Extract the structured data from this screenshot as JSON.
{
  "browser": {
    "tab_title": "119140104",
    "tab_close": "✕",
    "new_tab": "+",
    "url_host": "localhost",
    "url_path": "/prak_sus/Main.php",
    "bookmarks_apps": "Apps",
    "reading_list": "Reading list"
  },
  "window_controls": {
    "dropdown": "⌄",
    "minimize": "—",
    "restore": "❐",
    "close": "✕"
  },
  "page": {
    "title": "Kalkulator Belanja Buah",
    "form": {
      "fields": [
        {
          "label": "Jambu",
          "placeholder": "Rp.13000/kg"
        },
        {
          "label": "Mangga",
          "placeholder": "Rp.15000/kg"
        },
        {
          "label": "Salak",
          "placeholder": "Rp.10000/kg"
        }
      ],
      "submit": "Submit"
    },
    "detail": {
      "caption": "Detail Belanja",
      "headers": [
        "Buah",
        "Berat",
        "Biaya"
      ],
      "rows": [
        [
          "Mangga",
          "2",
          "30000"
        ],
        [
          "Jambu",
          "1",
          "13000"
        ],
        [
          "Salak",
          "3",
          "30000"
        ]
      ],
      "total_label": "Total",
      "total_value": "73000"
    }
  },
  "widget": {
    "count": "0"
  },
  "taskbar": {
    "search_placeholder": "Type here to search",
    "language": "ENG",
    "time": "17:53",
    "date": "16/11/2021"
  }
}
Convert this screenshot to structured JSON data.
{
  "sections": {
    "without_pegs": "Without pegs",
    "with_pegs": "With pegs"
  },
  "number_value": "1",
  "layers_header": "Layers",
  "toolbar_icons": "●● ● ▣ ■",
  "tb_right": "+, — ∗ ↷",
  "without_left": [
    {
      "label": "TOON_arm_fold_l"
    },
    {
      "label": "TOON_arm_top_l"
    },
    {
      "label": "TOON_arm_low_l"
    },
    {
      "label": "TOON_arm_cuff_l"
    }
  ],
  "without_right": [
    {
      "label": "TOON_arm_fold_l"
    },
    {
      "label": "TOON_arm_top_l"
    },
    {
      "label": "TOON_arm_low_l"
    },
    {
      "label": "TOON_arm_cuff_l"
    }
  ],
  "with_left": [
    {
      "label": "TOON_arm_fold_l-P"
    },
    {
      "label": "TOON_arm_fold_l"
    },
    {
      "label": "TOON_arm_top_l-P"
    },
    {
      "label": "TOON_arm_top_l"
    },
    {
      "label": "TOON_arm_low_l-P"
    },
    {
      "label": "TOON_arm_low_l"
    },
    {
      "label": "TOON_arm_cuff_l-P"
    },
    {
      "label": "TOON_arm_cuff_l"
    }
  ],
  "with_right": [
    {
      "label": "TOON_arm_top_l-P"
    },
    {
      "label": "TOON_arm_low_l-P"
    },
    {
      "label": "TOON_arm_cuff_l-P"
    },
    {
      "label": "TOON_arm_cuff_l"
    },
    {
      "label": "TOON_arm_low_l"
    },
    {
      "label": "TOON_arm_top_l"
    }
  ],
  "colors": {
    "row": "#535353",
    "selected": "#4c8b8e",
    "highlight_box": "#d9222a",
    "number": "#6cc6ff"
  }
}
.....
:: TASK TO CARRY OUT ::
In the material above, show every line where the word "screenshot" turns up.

:: ANSWER SPACE ::
Extract the structured data from this screenshot as JSON.
Convert this screenshot to structured JSON data.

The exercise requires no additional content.